• What needs to be done:
Match the string "icon" against each line below, and copy every line that matches.
-- Information supplied follows --
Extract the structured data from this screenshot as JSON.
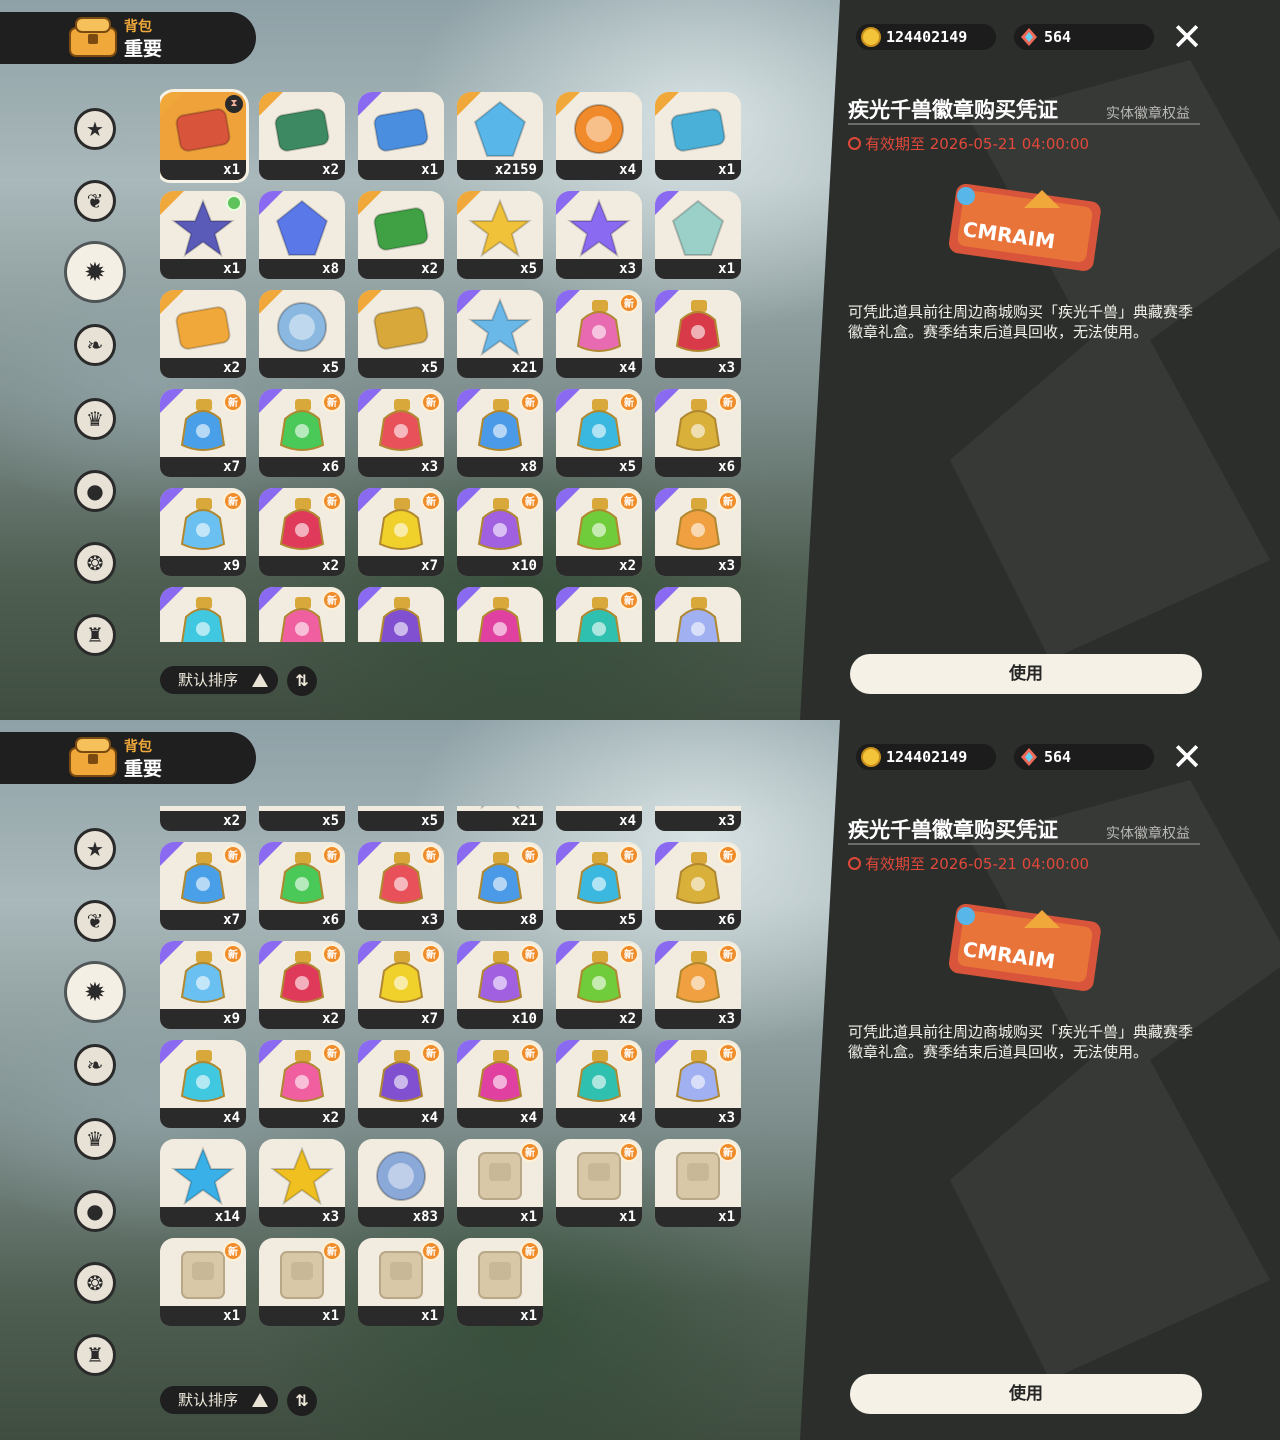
{
  "header": {
    "sub_label": "背包",
    "main_label": "重要"
  },
  "categories": [
    {
      "icon": "star-badge-icon",
      "active": false
    },
    {
      "icon": "leaf-badge-icon",
      "active": false
    },
    {
      "icon": "important-star-icon",
      "active": true
    },
    {
      "icon": "plant-badge-icon",
      "active": false
    },
    {
      "icon": "crown-card-icon",
      "active": false
    },
    {
      "icon": "ball-icon",
      "active": false
    },
    {
      "icon": "acorn-icon",
      "active": false
    },
    {
      "icon": "furniture-icon",
      "active": false
    }
  ],
  "currency": {
    "coins": "124402149",
    "gems": "564"
  },
  "detail": {
    "title": "疾光千兽徽章购买凭证",
    "tag": "实体徽章权益",
    "expiry": "有效期至 2026-05-21 04:00:00",
    "description": "可凭此道具前往周边商城购买「疾光千兽」典藏赛季徽章礼盒。赛季结束后道具回收，无法使用。",
    "use_label": "使用"
  },
  "sort": {
    "label": "默认排序",
    "toggle_label": "⇅"
  },
  "new_badge": "新",
  "items_screen1": [
    {
      "name": "voucher-ticket",
      "count": "x1",
      "rarity": "gold",
      "selected": true,
      "timer": true,
      "color": "#d8543a"
    },
    {
      "name": "gift-envelope",
      "count": "x2",
      "rarity": "gold",
      "color": "#3d8a62"
    },
    {
      "name": "id-card",
      "count": "x1",
      "rarity": "purple",
      "color": "#4a8ee0"
    },
    {
      "name": "prism-crystal",
      "count": "x2159",
      "rarity": "gold",
      "color": "#58b6e8"
    },
    {
      "name": "orange-emblem",
      "count": "x4",
      "rarity": "gold",
      "color": "#f08a2a"
    },
    {
      "name": "water-flask",
      "count": "x1",
      "rarity": "gold",
      "color": "#4ab0d8"
    },
    {
      "name": "star-pouch",
      "count": "x1",
      "rarity": "gold",
      "green": true,
      "color": "#5a5ab8"
    },
    {
      "name": "blue-gem",
      "count": "x8",
      "rarity": "purple",
      "color": "#5a78e8"
    },
    {
      "name": "leaf-seed",
      "count": "x2",
      "rarity": "gold",
      "color": "#3fa044"
    },
    {
      "name": "gold-star",
      "count": "x5",
      "rarity": "gold",
      "color": "#f0c23a"
    },
    {
      "name": "purple-star",
      "count": "x3",
      "rarity": "purple",
      "color": "#8a6af0"
    },
    {
      "name": "crystal-crown",
      "count": "x1",
      "rarity": "purple",
      "color": "#9ad0c8"
    },
    {
      "name": "flame-mask",
      "count": "x2",
      "rarity": "gold",
      "color": "#f0a83a"
    },
    {
      "name": "blue-disc",
      "count": "x5",
      "rarity": "gold",
      "color": "#8ab8e0"
    },
    {
      "name": "golden-key",
      "count": "x5",
      "rarity": "gold",
      "color": "#d8a83a"
    },
    {
      "name": "star-wand",
      "count": "x21",
      "rarity": "purple",
      "color": "#6ab8e8"
    },
    {
      "name": "rainbow-potion",
      "count": "x4",
      "rarity": "purple",
      "new": true,
      "color": "#e86ab0"
    },
    {
      "name": "red-potion",
      "count": "x3",
      "rarity": "purple",
      "color": "#d83a4a"
    },
    {
      "name": "potion-blue-star",
      "count": "x7",
      "rarity": "purple",
      "new": true,
      "color": "#4aa0e8"
    },
    {
      "name": "potion-green",
      "count": "x6",
      "rarity": "purple",
      "new": true,
      "color": "#4ac858"
    },
    {
      "name": "potion-red",
      "count": "x3",
      "rarity": "purple",
      "new": true,
      "color": "#e8505a"
    },
    {
      "name": "potion-blue-drop",
      "count": "x8",
      "rarity": "purple",
      "new": true,
      "color": "#4a9ae8"
    },
    {
      "name": "potion-cyan",
      "count": "x5",
      "rarity": "purple",
      "new": true,
      "color": "#3ab8e0"
    },
    {
      "name": "potion-gold",
      "count": "x6",
      "rarity": "purple",
      "new": true,
      "color": "#d8b03a"
    },
    {
      "name": "potion-ice",
      "count": "x9",
      "rarity": "purple",
      "new": true,
      "color": "#6ac0f0"
    },
    {
      "name": "potion-crimson",
      "count": "x2",
      "rarity": "purple",
      "new": true,
      "color": "#e03a5a"
    },
    {
      "name": "potion-yellow",
      "count": "x7",
      "rarity": "purple",
      "new": true,
      "color": "#f0d02a"
    },
    {
      "name": "potion-violet",
      "count": "x10",
      "rarity": "purple",
      "new": true,
      "color": "#a060e0"
    },
    {
      "name": "potion-lime",
      "count": "x2",
      "rarity": "purple",
      "new": true,
      "color": "#70cc3a"
    },
    {
      "name": "potion-orange",
      "count": "x3",
      "rarity": "purple",
      "new": true,
      "color": "#f0a040"
    },
    {
      "name": "potion-aqua",
      "count": "",
      "rarity": "purple",
      "color": "#40c8e0"
    },
    {
      "name": "potion-pink",
      "count": "",
      "rarity": "purple",
      "new": true,
      "color": "#f060a0"
    },
    {
      "name": "potion-purple",
      "count": "",
      "rarity": "purple",
      "color": "#8050d0"
    },
    {
      "name": "potion-magenta",
      "count": "",
      "rarity": "purple",
      "color": "#e040a0"
    },
    {
      "name": "potion-teal",
      "count": "",
      "rarity": "purple",
      "new": true,
      "color": "#30c0b0"
    },
    {
      "name": "potion-swirl",
      "count": "",
      "rarity": "purple",
      "color": "#a0b0f0"
    }
  ],
  "items_screen2": [
    {
      "name": "flame-mask",
      "count": "x2",
      "rarity": "gold",
      "color": "#f0a83a"
    },
    {
      "name": "blue-disc",
      "count": "x5",
      "rarity": "gold",
      "color": "#8ab8e0"
    },
    {
      "name": "golden-key",
      "count": "x5",
      "rarity": "gold",
      "color": "#d8a83a"
    },
    {
      "name": "star-wand",
      "count": "x21",
      "rarity": "purple",
      "color": "#6ab8e8"
    },
    {
      "name": "rainbow-potion",
      "count": "x4",
      "rarity": "purple",
      "color": "#e86ab0"
    },
    {
      "name": "red-potion",
      "count": "x3",
      "rarity": "purple",
      "color": "#d83a4a"
    },
    {
      "name": "potion-blue-star",
      "count": "x7",
      "rarity": "purple",
      "new": true,
      "color": "#4aa0e8"
    },
    {
      "name": "potion-green",
      "count": "x6",
      "rarity": "purple",
      "new": true,
      "color": "#4ac858"
    },
    {
      "name": "potion-red",
      "count": "x3",
      "rarity": "purple",
      "new": true,
      "color": "#e8505a"
    },
    {
      "name": "potion-blue-drop",
      "count": "x8",
      "rarity": "purple",
      "new": true,
      "color": "#4a9ae8"
    },
    {
      "name": "potion-cyan",
      "count": "x5",
      "rarity": "purple",
      "new": true,
      "color": "#3ab8e0"
    },
    {
      "name": "potion-gold",
      "count": "x6",
      "rarity": "purple",
      "new": true,
      "color": "#d8b03a"
    },
    {
      "name": "potion-ice",
      "count": "x9",
      "rarity": "purple",
      "new": true,
      "color": "#6ac0f0"
    },
    {
      "name": "potion-crimson",
      "count": "x2",
      "rarity": "purple",
      "new": true,
      "color": "#e03a5a"
    },
    {
      "name": "potion-yellow",
      "count": "x7",
      "rarity": "purple",
      "new": true,
      "color": "#f0d02a"
    },
    {
      "name": "potion-violet",
      "count": "x10",
      "rarity": "purple",
      "new": true,
      "color": "#a060e0"
    },
    {
      "name": "potion-lime",
      "count": "x2",
      "rarity": "purple",
      "new": true,
      "color": "#70cc3a"
    },
    {
      "name": "potion-orange",
      "count": "x3",
      "rarity": "purple",
      "new": true,
      "color": "#f0a040"
    },
    {
      "name": "potion-aqua",
      "count": "x4",
      "rarity": "purple",
      "color": "#40c8e0"
    },
    {
      "name": "potion-pink",
      "count": "x2",
      "rarity": "purple",
      "new": true,
      "color": "#f060a0"
    },
    {
      "name": "potion-purple",
      "count": "x4",
      "rarity": "purple",
      "new": true,
      "color": "#8050d0"
    },
    {
      "name": "potion-magenta",
      "count": "x4",
      "rarity": "purple",
      "new": true,
      "color": "#e040a0"
    },
    {
      "name": "potion-teal",
      "count": "x4",
      "rarity": "purple",
      "new": true,
      "color": "#30c0b0"
    },
    {
      "name": "potion-swirl",
      "count": "x3",
      "rarity": "purple",
      "new": true,
      "color": "#a0b0f0"
    },
    {
      "name": "blue-star-token",
      "count": "x14",
      "rarity": "none",
      "color": "#3ab0e8"
    },
    {
      "name": "gold-star-token",
      "count": "x3",
      "rarity": "none",
      "color": "#f0c020"
    },
    {
      "name": "robot-coin",
      "count": "x83",
      "rarity": "none",
      "color": "#8aa8d8"
    },
    {
      "name": "scroll-1",
      "count": "x1",
      "rarity": "none",
      "new": true,
      "color": "#d8c8a8"
    },
    {
      "name": "scroll-2",
      "count": "x1",
      "rarity": "none",
      "new": true,
      "color": "#d8c8a8"
    },
    {
      "name": "scroll-3",
      "count": "x1",
      "rarity": "none",
      "new": true,
      "color": "#d8c8a8"
    },
    {
      "name": "scroll-4",
      "count": "x1",
      "rarity": "none",
      "new": true,
      "color": "#d8c8a8"
    },
    {
      "name": "scroll-5",
      "count": "x1",
      "rarity": "none",
      "new": true,
      "color": "#d8c8a8"
    },
    {
      "name": "scroll-6",
      "count": "x1",
      "rarity": "none",
      "new": true,
      "color": "#d8c8a8"
    },
    {
      "name": "scroll-7",
      "count": "x1",
      "rarity": "none",
      "new": true,
      "color": "#d8c8a8"
    }
  ]
}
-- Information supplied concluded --
• Written response:
      "icon": "star-badge-icon",
      "icon": "leaf-badge-icon",
      "icon": "important-star-icon",
      "icon": "plant-badge-icon",
      "icon": "crown-card-icon",
      "icon": "ball-icon",
      "icon": "acorn-icon",
      "icon": "furniture-icon",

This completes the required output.